» **THE PROBLEM**
I need the number of lines in the following entries that hold the word "Placid", and no other text.

--- START ---

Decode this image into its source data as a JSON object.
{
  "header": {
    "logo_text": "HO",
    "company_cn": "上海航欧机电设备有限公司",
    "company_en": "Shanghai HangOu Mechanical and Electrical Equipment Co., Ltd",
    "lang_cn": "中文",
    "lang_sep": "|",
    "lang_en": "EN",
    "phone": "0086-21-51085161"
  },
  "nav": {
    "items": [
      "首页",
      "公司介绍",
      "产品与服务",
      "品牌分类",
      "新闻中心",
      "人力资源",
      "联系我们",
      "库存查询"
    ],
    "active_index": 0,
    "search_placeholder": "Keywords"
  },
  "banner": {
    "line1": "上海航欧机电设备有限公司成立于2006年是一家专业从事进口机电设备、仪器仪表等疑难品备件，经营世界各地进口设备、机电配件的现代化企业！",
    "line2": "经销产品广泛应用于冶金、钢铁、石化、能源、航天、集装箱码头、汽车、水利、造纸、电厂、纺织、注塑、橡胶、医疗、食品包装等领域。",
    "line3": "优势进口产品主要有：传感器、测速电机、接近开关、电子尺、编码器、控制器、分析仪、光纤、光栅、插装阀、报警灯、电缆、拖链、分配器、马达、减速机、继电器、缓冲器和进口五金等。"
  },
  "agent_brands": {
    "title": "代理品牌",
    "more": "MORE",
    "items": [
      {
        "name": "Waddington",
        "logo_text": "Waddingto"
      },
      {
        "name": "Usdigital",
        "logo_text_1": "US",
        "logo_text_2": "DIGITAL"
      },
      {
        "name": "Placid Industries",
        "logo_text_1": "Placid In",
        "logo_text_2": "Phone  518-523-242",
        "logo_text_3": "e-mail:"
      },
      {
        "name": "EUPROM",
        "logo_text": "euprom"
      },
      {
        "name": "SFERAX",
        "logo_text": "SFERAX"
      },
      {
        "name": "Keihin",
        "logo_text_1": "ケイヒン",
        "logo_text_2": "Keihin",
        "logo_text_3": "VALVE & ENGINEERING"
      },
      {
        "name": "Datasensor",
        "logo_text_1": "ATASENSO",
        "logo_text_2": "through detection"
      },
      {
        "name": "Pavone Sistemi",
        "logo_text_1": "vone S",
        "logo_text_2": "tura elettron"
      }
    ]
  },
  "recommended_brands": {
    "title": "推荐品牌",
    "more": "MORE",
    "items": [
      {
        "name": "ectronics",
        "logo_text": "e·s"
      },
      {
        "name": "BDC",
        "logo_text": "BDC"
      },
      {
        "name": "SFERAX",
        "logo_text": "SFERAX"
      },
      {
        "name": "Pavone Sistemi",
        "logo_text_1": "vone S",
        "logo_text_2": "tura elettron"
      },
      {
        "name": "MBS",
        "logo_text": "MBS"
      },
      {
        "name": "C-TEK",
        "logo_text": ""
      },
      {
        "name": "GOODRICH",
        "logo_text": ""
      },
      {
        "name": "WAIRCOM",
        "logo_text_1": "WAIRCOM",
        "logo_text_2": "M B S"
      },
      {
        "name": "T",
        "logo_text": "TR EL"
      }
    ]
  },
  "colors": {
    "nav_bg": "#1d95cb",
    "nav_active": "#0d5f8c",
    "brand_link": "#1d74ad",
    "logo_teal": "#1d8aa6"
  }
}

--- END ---

» **RESPONSE FOR THIS EXERCISE**
2